DATA
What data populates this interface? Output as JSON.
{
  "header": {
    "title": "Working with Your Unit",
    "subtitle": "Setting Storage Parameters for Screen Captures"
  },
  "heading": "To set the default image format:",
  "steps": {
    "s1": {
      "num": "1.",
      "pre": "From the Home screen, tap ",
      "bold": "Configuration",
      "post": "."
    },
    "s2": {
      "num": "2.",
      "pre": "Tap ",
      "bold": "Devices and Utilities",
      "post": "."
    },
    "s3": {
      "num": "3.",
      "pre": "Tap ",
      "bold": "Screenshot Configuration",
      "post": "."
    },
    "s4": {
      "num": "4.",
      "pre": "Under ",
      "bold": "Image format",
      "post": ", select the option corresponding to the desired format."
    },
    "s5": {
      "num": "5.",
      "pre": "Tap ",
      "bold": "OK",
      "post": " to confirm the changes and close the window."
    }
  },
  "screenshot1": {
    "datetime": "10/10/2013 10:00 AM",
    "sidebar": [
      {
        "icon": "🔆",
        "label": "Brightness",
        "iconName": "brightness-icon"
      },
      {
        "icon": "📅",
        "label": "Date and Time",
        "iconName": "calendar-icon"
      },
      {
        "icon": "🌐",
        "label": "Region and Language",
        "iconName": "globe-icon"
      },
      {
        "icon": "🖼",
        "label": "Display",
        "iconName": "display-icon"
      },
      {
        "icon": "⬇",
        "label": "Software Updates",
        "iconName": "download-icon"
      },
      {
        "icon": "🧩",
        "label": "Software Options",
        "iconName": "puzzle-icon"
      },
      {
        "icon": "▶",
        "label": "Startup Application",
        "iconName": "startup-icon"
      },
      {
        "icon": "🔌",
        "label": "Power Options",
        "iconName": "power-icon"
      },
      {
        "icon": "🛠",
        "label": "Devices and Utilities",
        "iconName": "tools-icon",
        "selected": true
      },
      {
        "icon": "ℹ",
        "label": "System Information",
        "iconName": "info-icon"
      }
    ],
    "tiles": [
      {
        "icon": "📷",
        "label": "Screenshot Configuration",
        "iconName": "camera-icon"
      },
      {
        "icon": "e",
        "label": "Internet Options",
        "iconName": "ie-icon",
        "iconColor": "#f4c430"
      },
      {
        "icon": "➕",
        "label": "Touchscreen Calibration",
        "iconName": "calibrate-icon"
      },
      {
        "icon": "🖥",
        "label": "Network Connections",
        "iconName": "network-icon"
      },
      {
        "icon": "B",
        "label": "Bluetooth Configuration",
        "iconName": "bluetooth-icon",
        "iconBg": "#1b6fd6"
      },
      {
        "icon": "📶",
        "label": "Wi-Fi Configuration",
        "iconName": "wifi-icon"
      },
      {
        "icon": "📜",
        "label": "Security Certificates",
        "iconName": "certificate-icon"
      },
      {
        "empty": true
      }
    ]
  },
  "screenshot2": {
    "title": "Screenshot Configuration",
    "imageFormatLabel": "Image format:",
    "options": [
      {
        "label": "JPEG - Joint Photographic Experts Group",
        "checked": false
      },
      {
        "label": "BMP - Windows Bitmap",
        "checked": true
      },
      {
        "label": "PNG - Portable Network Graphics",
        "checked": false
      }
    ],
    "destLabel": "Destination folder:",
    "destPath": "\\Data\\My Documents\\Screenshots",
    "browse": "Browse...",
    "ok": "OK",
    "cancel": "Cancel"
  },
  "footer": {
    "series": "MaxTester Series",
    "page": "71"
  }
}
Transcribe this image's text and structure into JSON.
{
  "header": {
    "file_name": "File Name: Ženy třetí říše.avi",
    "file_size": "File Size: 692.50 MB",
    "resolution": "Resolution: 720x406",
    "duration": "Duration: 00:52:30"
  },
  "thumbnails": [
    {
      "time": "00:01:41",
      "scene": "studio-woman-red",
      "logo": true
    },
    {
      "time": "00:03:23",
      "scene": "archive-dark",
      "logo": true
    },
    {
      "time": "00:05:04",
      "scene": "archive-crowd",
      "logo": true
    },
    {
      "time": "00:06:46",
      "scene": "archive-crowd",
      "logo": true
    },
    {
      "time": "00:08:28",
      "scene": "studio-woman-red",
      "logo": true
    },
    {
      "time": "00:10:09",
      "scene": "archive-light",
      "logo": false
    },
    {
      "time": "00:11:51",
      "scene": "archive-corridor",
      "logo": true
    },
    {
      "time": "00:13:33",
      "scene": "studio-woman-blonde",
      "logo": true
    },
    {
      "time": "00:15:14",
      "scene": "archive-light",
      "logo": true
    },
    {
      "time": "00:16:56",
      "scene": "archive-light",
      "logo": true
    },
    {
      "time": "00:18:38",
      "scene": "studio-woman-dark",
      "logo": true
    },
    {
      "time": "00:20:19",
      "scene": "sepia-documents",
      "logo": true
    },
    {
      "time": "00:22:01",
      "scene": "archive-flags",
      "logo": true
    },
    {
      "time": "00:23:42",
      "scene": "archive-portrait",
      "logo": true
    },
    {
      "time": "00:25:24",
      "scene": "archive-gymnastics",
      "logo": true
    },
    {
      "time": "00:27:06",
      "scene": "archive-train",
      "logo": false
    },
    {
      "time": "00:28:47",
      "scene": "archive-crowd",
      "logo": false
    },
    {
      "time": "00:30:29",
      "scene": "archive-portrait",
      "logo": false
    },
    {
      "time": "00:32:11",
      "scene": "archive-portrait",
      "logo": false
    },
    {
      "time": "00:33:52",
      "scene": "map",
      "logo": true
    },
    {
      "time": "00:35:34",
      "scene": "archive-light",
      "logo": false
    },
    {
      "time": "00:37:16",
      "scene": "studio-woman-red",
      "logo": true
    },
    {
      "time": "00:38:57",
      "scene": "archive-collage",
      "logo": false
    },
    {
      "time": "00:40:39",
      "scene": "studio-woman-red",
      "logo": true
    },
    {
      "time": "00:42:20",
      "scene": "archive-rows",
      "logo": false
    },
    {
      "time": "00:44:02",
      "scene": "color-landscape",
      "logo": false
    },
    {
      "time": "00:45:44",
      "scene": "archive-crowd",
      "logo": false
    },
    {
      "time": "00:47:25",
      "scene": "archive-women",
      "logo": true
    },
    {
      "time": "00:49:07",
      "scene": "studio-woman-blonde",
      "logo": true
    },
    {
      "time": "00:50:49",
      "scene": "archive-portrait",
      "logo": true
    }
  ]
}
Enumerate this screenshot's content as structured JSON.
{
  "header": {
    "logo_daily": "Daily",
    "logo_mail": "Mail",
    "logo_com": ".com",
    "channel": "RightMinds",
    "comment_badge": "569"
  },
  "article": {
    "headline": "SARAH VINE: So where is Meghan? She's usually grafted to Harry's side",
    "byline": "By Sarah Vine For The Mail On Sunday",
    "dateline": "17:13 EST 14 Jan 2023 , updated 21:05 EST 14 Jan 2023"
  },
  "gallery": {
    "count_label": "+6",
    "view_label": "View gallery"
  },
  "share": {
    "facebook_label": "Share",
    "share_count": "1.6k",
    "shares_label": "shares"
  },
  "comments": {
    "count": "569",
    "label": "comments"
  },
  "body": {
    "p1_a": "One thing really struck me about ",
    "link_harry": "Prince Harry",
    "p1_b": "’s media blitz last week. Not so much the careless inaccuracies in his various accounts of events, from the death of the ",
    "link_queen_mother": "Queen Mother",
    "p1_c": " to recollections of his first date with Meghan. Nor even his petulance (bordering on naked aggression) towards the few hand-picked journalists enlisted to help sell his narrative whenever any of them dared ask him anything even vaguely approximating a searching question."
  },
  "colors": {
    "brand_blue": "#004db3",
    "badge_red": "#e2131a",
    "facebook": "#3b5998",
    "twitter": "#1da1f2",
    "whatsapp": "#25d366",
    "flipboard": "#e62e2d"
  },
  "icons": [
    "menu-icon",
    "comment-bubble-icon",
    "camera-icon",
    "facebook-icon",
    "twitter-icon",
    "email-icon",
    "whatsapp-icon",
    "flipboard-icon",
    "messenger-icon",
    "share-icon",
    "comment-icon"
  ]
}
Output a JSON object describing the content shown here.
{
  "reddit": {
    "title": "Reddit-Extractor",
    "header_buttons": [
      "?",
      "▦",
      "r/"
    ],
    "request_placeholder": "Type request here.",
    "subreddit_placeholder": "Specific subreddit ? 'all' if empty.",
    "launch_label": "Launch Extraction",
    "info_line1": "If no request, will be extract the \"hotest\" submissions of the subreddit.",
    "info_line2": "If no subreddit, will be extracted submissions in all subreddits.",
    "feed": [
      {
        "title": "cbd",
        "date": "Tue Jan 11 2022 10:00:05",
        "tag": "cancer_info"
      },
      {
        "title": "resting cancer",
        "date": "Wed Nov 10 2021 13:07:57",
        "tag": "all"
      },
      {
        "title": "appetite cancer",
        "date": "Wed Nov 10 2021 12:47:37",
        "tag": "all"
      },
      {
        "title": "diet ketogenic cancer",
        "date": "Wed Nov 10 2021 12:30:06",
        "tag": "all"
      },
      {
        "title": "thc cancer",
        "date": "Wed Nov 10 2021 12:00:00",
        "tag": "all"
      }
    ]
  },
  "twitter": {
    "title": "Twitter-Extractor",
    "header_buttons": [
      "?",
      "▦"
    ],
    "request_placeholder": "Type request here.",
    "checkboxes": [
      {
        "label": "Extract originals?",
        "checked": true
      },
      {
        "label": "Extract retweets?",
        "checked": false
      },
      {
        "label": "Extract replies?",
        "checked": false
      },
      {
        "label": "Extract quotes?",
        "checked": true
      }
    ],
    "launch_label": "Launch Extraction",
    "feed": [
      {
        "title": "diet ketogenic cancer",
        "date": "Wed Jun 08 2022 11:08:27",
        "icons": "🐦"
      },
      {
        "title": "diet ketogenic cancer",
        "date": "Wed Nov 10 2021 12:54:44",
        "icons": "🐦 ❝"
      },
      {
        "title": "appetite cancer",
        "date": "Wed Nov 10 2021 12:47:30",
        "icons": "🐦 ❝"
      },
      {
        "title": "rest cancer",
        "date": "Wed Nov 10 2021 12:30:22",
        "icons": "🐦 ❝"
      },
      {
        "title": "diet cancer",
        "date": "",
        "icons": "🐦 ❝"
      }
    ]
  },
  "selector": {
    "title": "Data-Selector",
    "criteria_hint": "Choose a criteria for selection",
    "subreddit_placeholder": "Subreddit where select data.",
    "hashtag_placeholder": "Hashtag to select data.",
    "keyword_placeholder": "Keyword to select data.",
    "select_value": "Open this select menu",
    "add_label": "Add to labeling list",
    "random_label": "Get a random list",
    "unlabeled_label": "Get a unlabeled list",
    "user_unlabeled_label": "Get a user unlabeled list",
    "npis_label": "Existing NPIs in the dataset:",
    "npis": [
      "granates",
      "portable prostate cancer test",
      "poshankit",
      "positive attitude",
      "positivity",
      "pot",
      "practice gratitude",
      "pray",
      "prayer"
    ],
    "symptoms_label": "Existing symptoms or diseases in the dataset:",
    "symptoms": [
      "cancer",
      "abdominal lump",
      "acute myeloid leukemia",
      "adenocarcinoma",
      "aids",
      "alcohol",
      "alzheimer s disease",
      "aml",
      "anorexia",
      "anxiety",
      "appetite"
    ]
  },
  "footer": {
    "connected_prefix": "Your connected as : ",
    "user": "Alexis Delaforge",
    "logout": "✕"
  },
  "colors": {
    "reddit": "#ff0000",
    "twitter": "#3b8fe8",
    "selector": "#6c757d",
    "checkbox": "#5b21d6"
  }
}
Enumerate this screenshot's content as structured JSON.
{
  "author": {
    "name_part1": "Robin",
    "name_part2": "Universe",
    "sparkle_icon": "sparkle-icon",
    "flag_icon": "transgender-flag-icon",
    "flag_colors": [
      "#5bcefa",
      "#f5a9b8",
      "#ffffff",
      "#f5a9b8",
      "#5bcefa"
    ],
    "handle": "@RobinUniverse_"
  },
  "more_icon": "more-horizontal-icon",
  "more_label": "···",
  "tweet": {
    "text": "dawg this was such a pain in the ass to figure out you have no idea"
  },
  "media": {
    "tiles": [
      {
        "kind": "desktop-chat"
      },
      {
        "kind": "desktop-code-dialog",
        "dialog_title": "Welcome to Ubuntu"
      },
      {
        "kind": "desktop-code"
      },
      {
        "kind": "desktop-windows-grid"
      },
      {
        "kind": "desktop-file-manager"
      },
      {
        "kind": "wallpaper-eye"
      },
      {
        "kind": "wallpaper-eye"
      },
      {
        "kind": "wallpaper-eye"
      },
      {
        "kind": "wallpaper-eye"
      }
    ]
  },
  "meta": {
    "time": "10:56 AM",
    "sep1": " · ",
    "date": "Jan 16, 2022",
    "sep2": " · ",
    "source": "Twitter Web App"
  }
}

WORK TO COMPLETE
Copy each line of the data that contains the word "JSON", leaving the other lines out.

SOLUTION FOR THIS PROBLEM
What data populates this interface? Output as JSON.
Transcribe this image's text and structure into JSON.
Enumerate this screenshot's content as structured JSON.
Output a JSON object describing the content shown here.
Enumerate this screenshot's content as structured JSON.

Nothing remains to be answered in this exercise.